Texas Gov. Rick Perry is going after TSA's screening procedures one more time. But if he wins, it's us passengers that might lose.

Perry is reviving a state bill that would criminalize intrusive pat-downs from TSA employees. The bill originally was killed during the legislature’s regular session because authorities worried that such a law would result in canceled flights.

The original bill would have made it illegal for TSA officials to touch a passenger’s "the anus, sexual organ, buttocks, or breast of another person," including through clothing, according to the Huffington Post. The legality of that type of search, Perry argues, should be under each state’s jurisdiction.

TSA maintains that its enhanced patdowns are necessary, especially in places like Texas, where most airports lack advanced screening technology.

John Murphy, a U.S. attorney in Texas, has pointed out to lawmakers that the bill may interfere with TSA’s ability to ensure traveler safety.

“TSA would likely be required to cancel any flight or series of flights for which it could not ensure the safety of passengers and crew," he said.

I'm all for TSA accountability. But as a resident of the Dallas area, I'd prefer it if we kept Texas flights up and running.

Wednesday
Apr132011

TSA Inappropriately Pats Down Child? You Decide

Video surfaced of a female TSA agent patting down a 6-year-old girl, sparking outrage.

Although the video shows a polite TSA agent patting down the calm child's arms and legs, the portion of the video that people find troubling is when the agent ran her fingers along the waistband of child's pants and using the back of her hands to pat down the girl's bottom.

TSA released a statement saying the agent "followed the existing protocols," calling it a "modified" pat-down used for children under 12.

Watch the video and decide for youself on whether the TSA agent crossed the line.



Tuesday
Feb082011

Technology Checks for Wine Quality and Explosives

Air passengers one day may be able to carry their soaps, shampoo and bottled water onto the plane again, thanks to technology originally developed at UC Davis to check the quality of wine.

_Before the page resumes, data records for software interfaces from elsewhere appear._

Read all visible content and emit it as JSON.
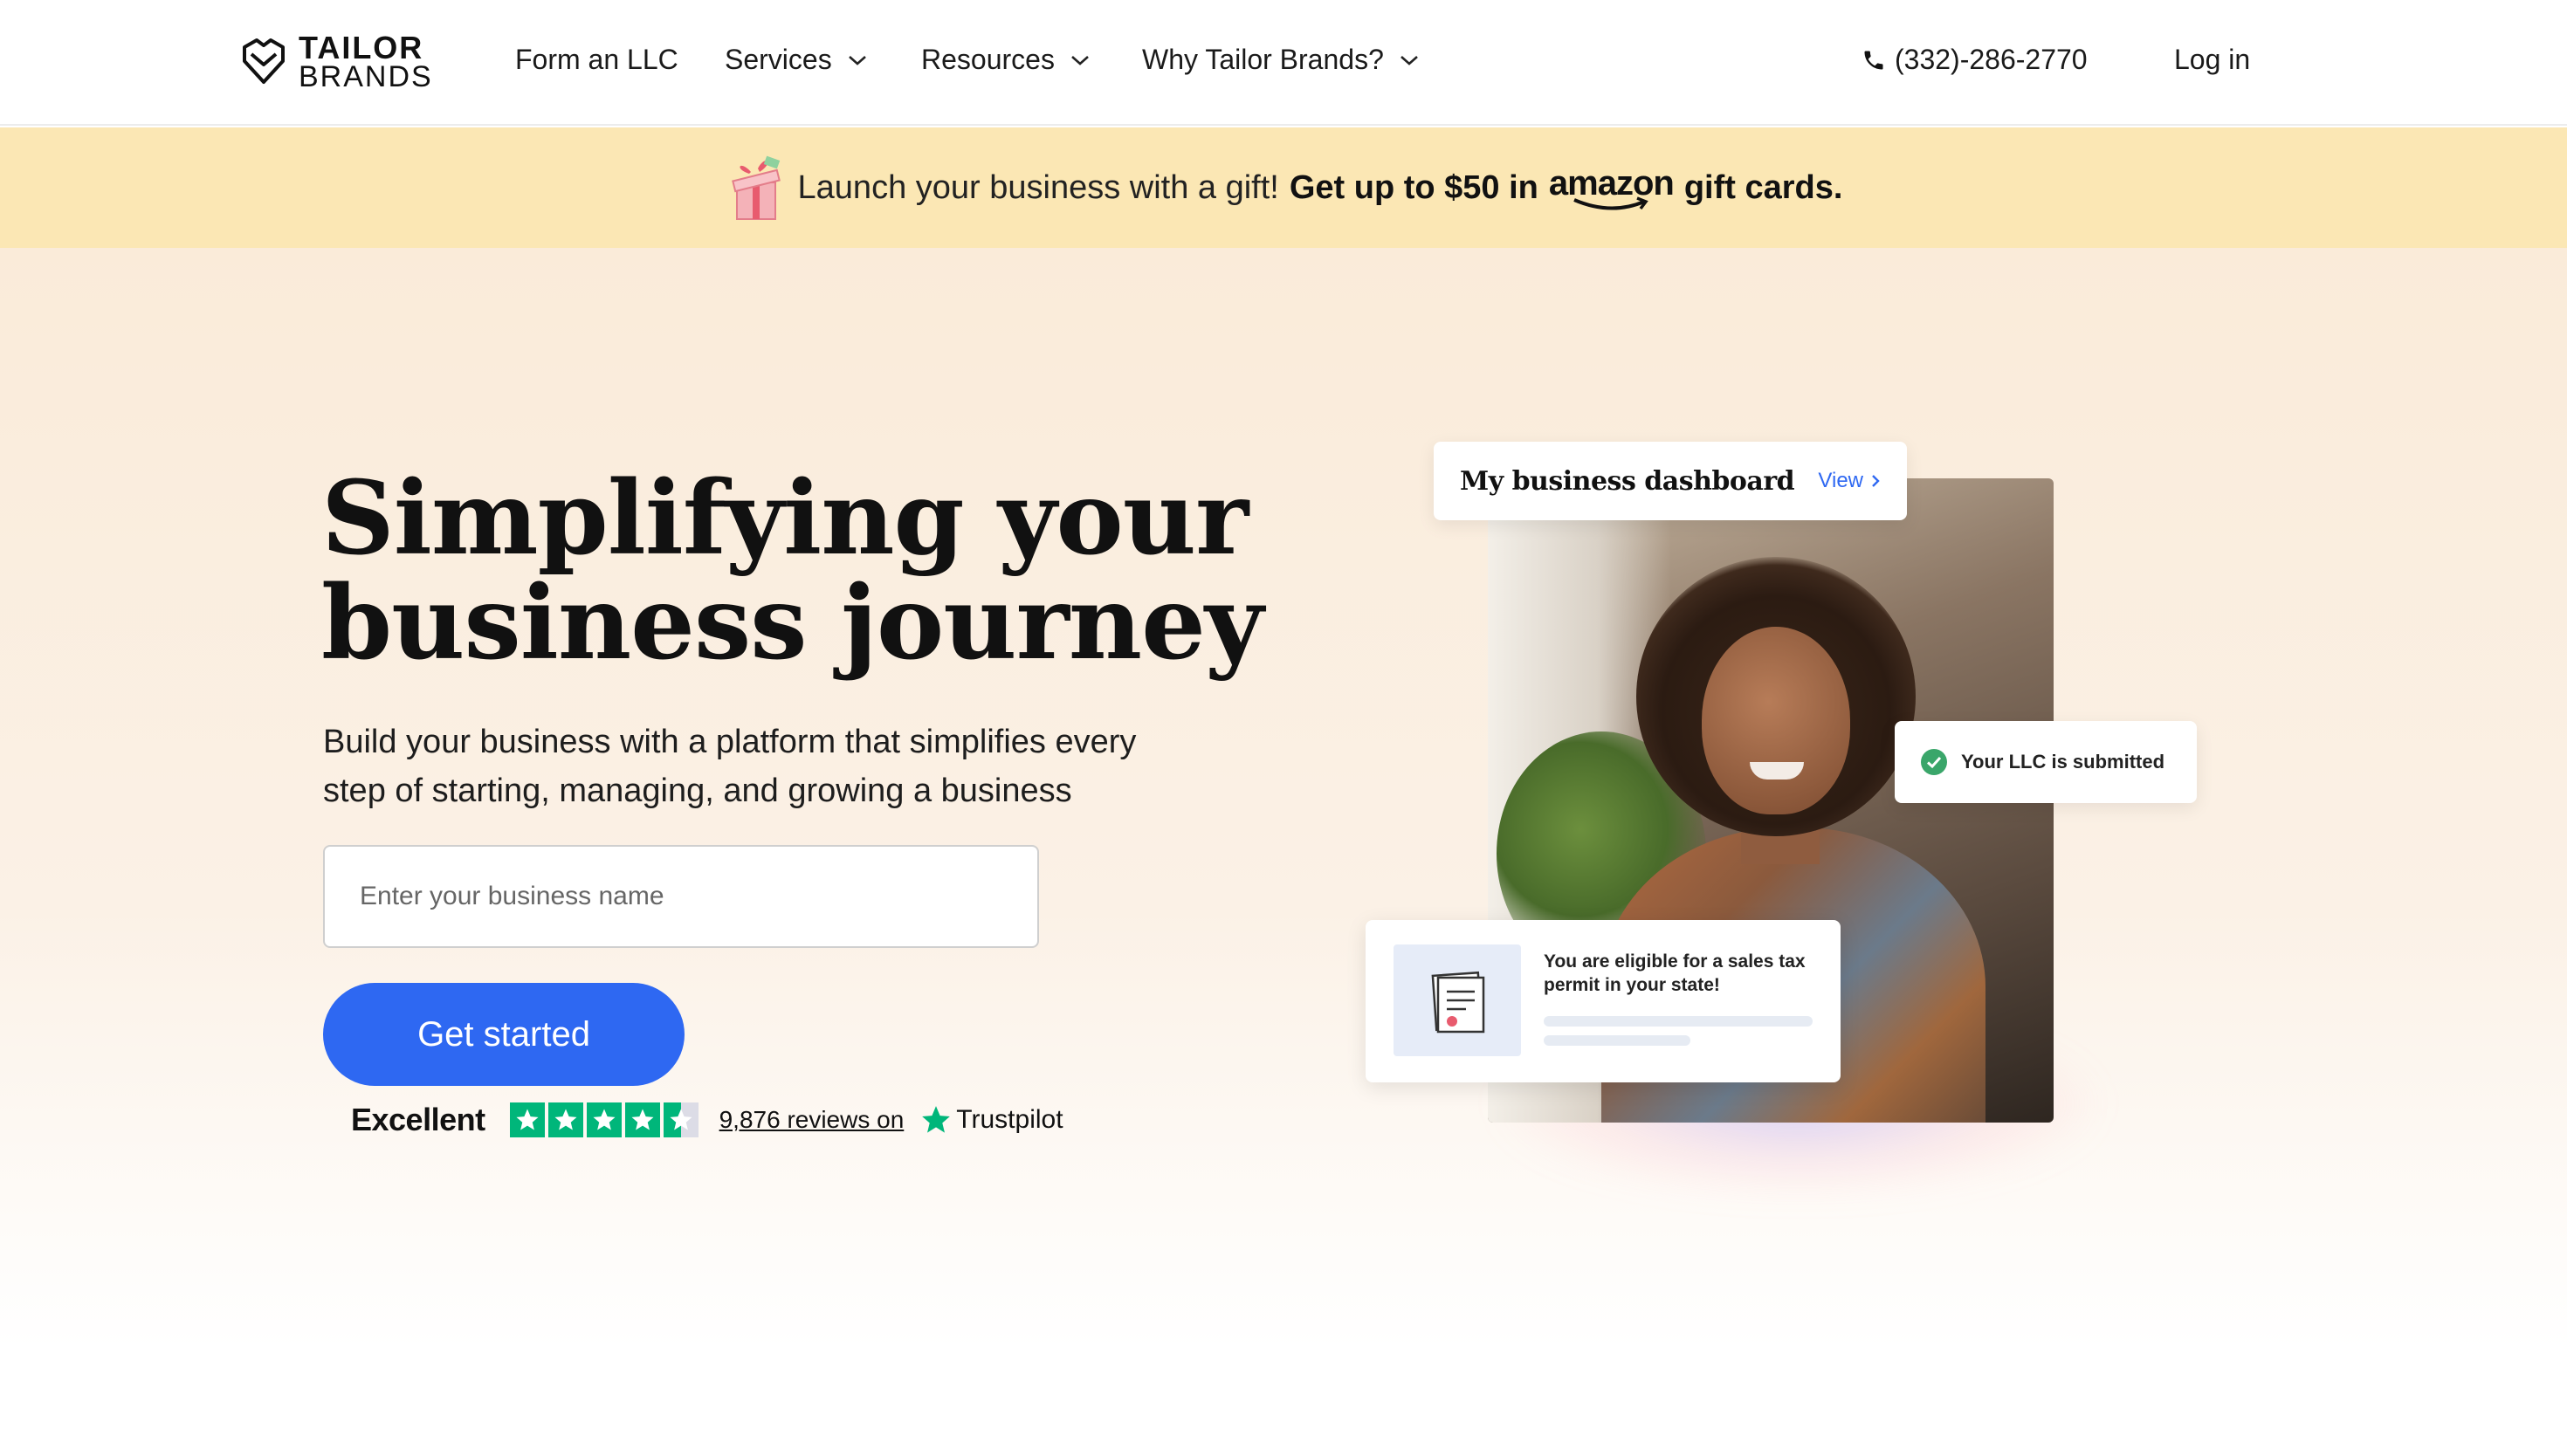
{
  "nav": {
    "logo": {
      "line1": "TAILOR",
      "line2": "BRANDS"
    },
    "items": [
      {
        "label": "Form an LLC",
        "has_dropdown": false
      },
      {
        "label": "Services",
        "has_dropdown": true
      },
      {
        "label": "Resources",
        "has_dropdown": true
      },
      {
        "label": "Why Tailor Brands?",
        "has_dropdown": true
      }
    ],
    "phone": "(332)-286-2770",
    "login": "Log in"
  },
  "promo": {
    "text": "Launch your business with a gift!",
    "bold_text": "Get up to $50 in",
    "brand": "amazon",
    "suffix": "gift cards."
  },
  "hero": {
    "title_line1": "Simplifying your",
    "title_line2": "business journey",
    "subtitle": "Build your business with a platform that simplifies every step of starting, managing, and growing a business",
    "input_placeholder": "Enter your business name",
    "cta_label": "Get started",
    "trustpilot": {
      "rating_text": "Excellent",
      "stars": 4.5,
      "reviews_text": "9,876 reviews on",
      "brand": "Trustpilot"
    }
  },
  "visual": {
    "dashboard_title": "My business dashboard",
    "dashboard_view": "View",
    "llc_status": "Your LLC is submitted",
    "tax_message": "You are eligible for a sales tax permit in your state!"
  },
  "colors": {
    "accent": "#2e68f2",
    "promo_bg": "#fbe7b4",
    "hero_bg": "#faebd9",
    "trustpilot_green": "#00b67a",
    "success": "#3aa66a"
  },
  "icons": [
    "tailor-brands-logo-icon",
    "chevron-down-icon",
    "phone-icon",
    "gift-icon",
    "star-icon",
    "check-circle-icon",
    "chevron-right-icon",
    "document-icon"
  ]
}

The U.S. Department of Homeland Security’s Science and Technology Directorate recently awarded a contract to a Denver-based defense firm to develop a magnetic resonance scanner that could be placed in airports and used to check bottles and cans for explosives without opening them. A prototype of the machine will be constructed in the laboratory of Matthew Augustine, the UC Davis chemistry professor who invented and patented the technology, with an initial allocation of $800,000.

The technology is similar to the magnetic resonance imaging machines used in medical scanning. It employs a pulse of radio waves and a strong magnetic field to extract a signal that shows the chemical structure of the sample.

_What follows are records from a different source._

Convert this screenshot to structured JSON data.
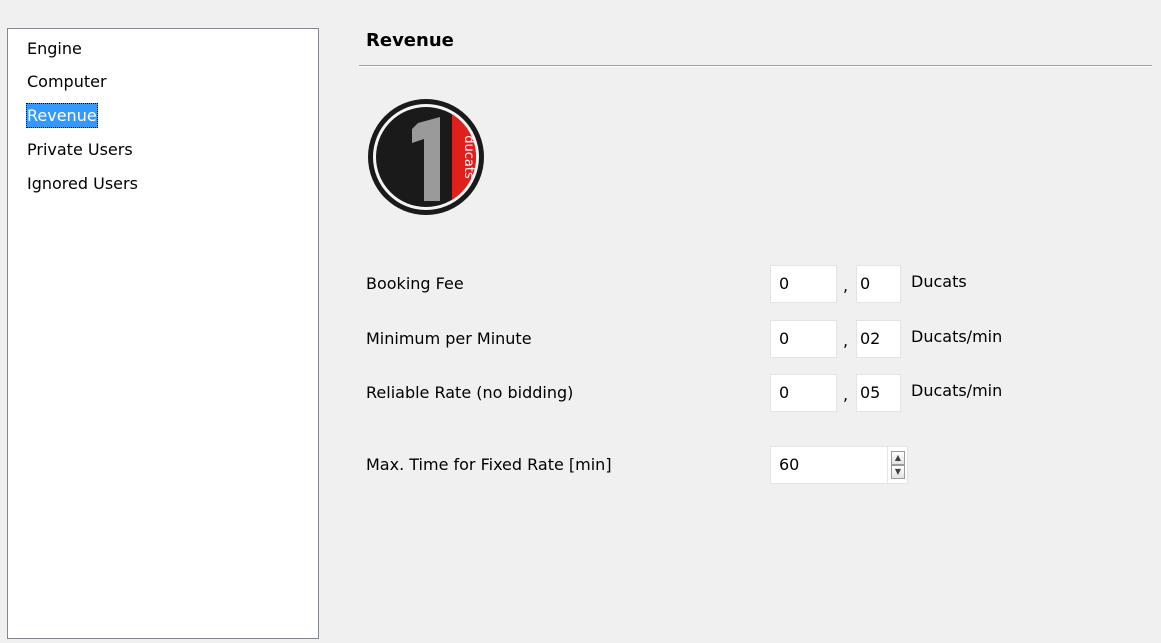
{
  "sidebar": {
    "items": [
      {
        "label": "Engine"
      },
      {
        "label": "Computer"
      },
      {
        "label": "Revenue",
        "selected": true
      },
      {
        "label": "Private Users"
      },
      {
        "label": "Ignored Users"
      }
    ]
  },
  "section": {
    "title": "Revenue"
  },
  "logo": {
    "numeral": "1",
    "text": "ducats",
    "icon": "ducats-coin-logo",
    "colors": {
      "ring": "#1a1a1a",
      "numeral": "#9a9a9a",
      "band": "#e0201c"
    }
  },
  "fields": {
    "booking_fee": {
      "label": "Booking Fee",
      "integer": "0",
      "decimal": "0",
      "unit": "Ducats"
    },
    "minimum_per_minute": {
      "label": "Minimum per Minute",
      "integer": "0",
      "decimal": "02",
      "unit": "Ducats/min"
    },
    "reliable_rate": {
      "label": "Reliable Rate (no bidding)",
      "integer": "0",
      "decimal": "05",
      "unit": "Ducats/min"
    },
    "max_time": {
      "label": "Max. Time for Fixed Rate [min]",
      "value": "60"
    }
  },
  "separator": ",",
  "spinner": {
    "up_icon": "spin-up-icon",
    "down_icon": "spin-down-icon"
  }
}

Augustine began experimenting with the technology some years ago to check bottles of wine for spoilage without opening them.

That technology was patented in 2002 and licensed by UC Davis to Madison Avenue Management Inc., which set up a subsidiary company, Winescanner Inc., to commercialize it.

After a thwarted 2006 plot in which terrorists planned to carry liquid explosives on board at least 10 transatlantic airliners, Augustine started looking into whether magnetic resonance could be used to identify more than bad wine.

"I'm a tinkerer, I like to build stuff," Augustine said.

Early tests showed that his wine-analysis technique could distinguish gasoline or other dangerous liquids from toothpaste or other innocuous ones.

But the challenge was to design a system suitable for use in airports: relatively small, easy and quick to use, and capable of scanning containers in a wide range of sizes and shapes, from lipsticks to water bottles.

Arriving at such a design involved careful trade-offs between high-frequency radio waves, which give the best information about chemical structures but are blocked by metal, and lower-frequency waves that could pass through a soda can.